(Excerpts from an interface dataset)
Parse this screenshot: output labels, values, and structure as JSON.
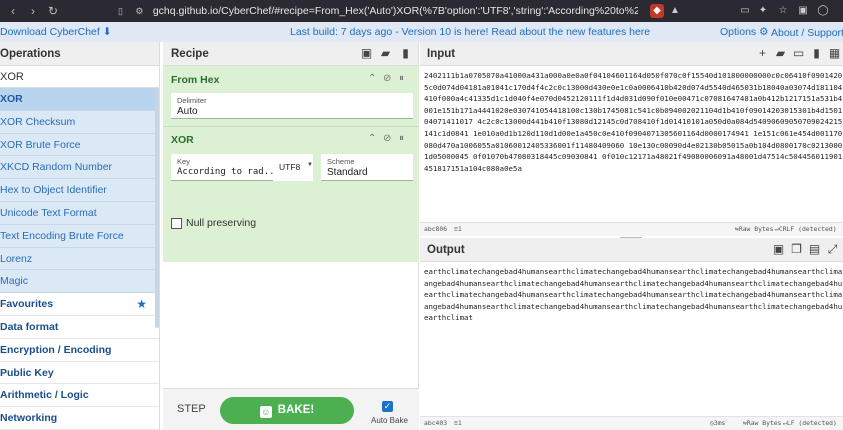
{
  "browser": {
    "url": "gchq.github.io/CyberChef/#recipe=From_Hex('Auto')XOR(%7B'option':'UTF8','string':'According%20to%20radiometric%20dating%2..."
  },
  "banner": {
    "download": "Download CyberChef",
    "message": "Last build: 7 days ago - Version 10 is here! Read about the new features here",
    "options": "Options",
    "about": "About / Support"
  },
  "operations": {
    "title": "Operations",
    "search_value": "XOR",
    "results": [
      "XOR",
      "XOR Checksum",
      "XOR Brute Force",
      "XKCD Random Number",
      "Hex to Object Identifier",
      "Unicode Text Format",
      "Text Encoding Brute Force",
      "Lorenz",
      "Magic"
    ],
    "categories": [
      "Favourites",
      "Data format",
      "Encryption / Encoding",
      "Public Key",
      "Arithmetic / Logic",
      "Networking"
    ]
  },
  "recipe": {
    "title": "Recipe",
    "from_hex": {
      "title": "From Hex",
      "delimiter_label": "Delimiter",
      "delimiter_value": "Auto"
    },
    "xor": {
      "title": "XOR",
      "key_label": "Key",
      "key_value": "According to rad...",
      "encoding": "UTF8",
      "scheme_label": "Scheme",
      "scheme_value": "Standard",
      "null_preserving": "Null preserving"
    },
    "step_label": "STEP",
    "bake_label": "BAKE!",
    "autobake_label": "Auto Bake"
  },
  "input": {
    "title": "Input",
    "lines": [
      "2402111b1a0705070a41000a431a000a0e0a0f04104601164d050f070c0f15540d101800000000c0c06410f0901420e1",
      "5c0d074d04181a01041c170d4f4c2c0c13000d430e0e1c0a0006410b420d074d5540d465031b18040a03074d181104111b",
      "410f000a4c41335d1c1d040f4e070d0452120111f1d4d031d090f010e00471c07081647481a0b412b1217151a531b430a",
      "001e151b171a4441020e030741054418100c130b1745081c541c0b094002021104d1b410f09014203015301b4d150153",
      "04071411017 4c2c0c13000d441b410f13080d12145c0d708410f1d01410101a050d0a084d54090609050709024215030",
      "141c1d0841 1e010a0d1b120d110d1d00e1a450c0e410f0904071305601164d0000174941 1e151c061e454d001170c0",
      "080d470a1006055a01060012405336001f11480409060 10e130c00090d4e02130b05015a0b104d0800170c0213000104e",
      "1d05000045 0f01070b47080318445c09030841 0f010c12171a48021f49080006091a48001d47514c50445601190108011c",
      "451817151a104c080a0e5a"
    ],
    "status_chars": "806",
    "status_lines": "1",
    "raw_bytes": "Raw Bytes",
    "crlf": "CRLF (detected)"
  },
  "output": {
    "title": "Output",
    "lines": [
      "earthclimatechangebad4humansearthclimatechangebad4humansearthclimatechangebad4humansearthclimatech",
      "angebad4humansearthclimatechangebad4humansearthclimatechangebad4humansearthclimatechangebad4humans",
      "earthclimatechangebad4humansearthclimatechangebad4humansearthclimatechangebad4humansearthclimatech",
      "angebad4humansearthclimatechangebad4humansearthclimatechangebad4humansearthclimatechangebad4humans",
      "earthclimat"
    ],
    "status_chars": "403",
    "status_lines": "1",
    "time": "3ms",
    "raw_bytes": "Raw Bytes",
    "lf": "LF (detected)"
  }
}
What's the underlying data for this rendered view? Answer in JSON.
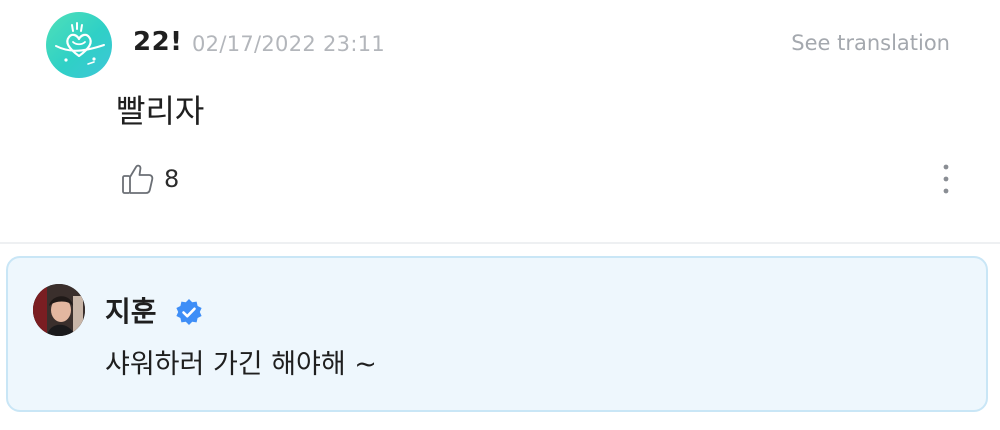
{
  "comment": {
    "author": "22!",
    "timestamp": "02/17/2022 23:11",
    "see_translation": "See translation",
    "text": "빨리자",
    "like_count": "8",
    "avatar_icon": "heart-doodle-avatar-icon",
    "like_icon": "thumbs-up-icon",
    "more_icon": "more-vertical-icon"
  },
  "reply": {
    "author": "지훈",
    "verified_icon": "verified-badge-icon",
    "text": "샤워하러 가긴 해야해 ~",
    "avatar_icon": "profile-photo-avatar"
  },
  "colors": {
    "avatar_gradient_start": "#4fe0b8",
    "avatar_gradient_end": "#3fc6d8",
    "verified_blue": "#3e8ef7",
    "reply_background": "#eef7fd",
    "reply_border": "#c9e6f6",
    "muted_text": "#b3b6bb"
  }
}
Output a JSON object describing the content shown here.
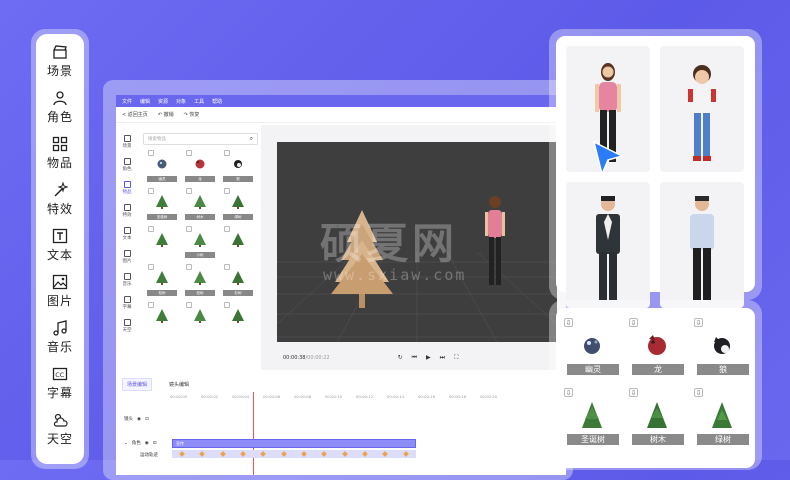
{
  "rail": {
    "items": [
      {
        "label": "场景",
        "icon": "clapperboard-icon"
      },
      {
        "label": "角色",
        "icon": "person-icon"
      },
      {
        "label": "物品",
        "icon": "grid-icon"
      },
      {
        "label": "特效",
        "icon": "magic-wand-icon"
      },
      {
        "label": "文本",
        "icon": "text-t-icon"
      },
      {
        "label": "图片",
        "icon": "image-icon"
      },
      {
        "label": "音乐",
        "icon": "music-note-icon"
      },
      {
        "label": "字幕",
        "icon": "cc-icon"
      },
      {
        "label": "天空",
        "icon": "cloud-sun-icon"
      }
    ]
  },
  "editor": {
    "menu": [
      "文件",
      "编辑",
      "资源",
      "对象",
      "工具",
      "帮助"
    ],
    "toolbar": {
      "back": "< 返回主页",
      "undo": "撤销",
      "redo": "恢复"
    },
    "side_categories": [
      "场景",
      "角色",
      "物品",
      "特效",
      "文本",
      "图片",
      "音乐",
      "字幕",
      "天空"
    ],
    "search_placeholder": "搜索物品",
    "assets": [
      {
        "label": "幽灵"
      },
      {
        "label": "龙"
      },
      {
        "label": "狼"
      },
      {
        "label": "圣诞树"
      },
      {
        "label": "树木"
      },
      {
        "label": "绿树"
      },
      {
        "label": ""
      },
      {
        "label": "小树"
      },
      {
        "label": ""
      },
      {
        "label": "松树"
      },
      {
        "label": "松树"
      },
      {
        "label": "杉树"
      },
      {
        "label": ""
      },
      {
        "label": ""
      },
      {
        "label": ""
      }
    ],
    "timecode_current": "00:00:38",
    "timecode_total": "/00:00:22",
    "timeline_tabs": [
      "场景编辑",
      "镜头编辑"
    ],
    "ruler": [
      "00:00:00",
      "00:00:02",
      "00:00:04",
      "00:00:06",
      "00:00:08",
      "00:00:10",
      "00:00:12",
      "00:00:14",
      "00:00:16",
      "00:00:18",
      "00:00:20"
    ],
    "tracks": {
      "camera": "镜头",
      "role": "角色",
      "motion": "运动轨迹"
    },
    "clip_label": "宣传"
  },
  "watermark": {
    "main": "硕夏网",
    "sub": "www.sxiaw.com"
  },
  "objects": [
    {
      "label": "幽灵"
    },
    {
      "label": "龙"
    },
    {
      "label": "狼"
    },
    {
      "label": "圣诞树"
    },
    {
      "label": "树木"
    },
    {
      "label": "绿树"
    }
  ],
  "colors": {
    "accent": "#6a67ef",
    "background": "#5f5ceb",
    "tree": "#3f7d3a"
  }
}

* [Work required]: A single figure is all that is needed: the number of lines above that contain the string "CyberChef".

* [Solution to the problem]: 2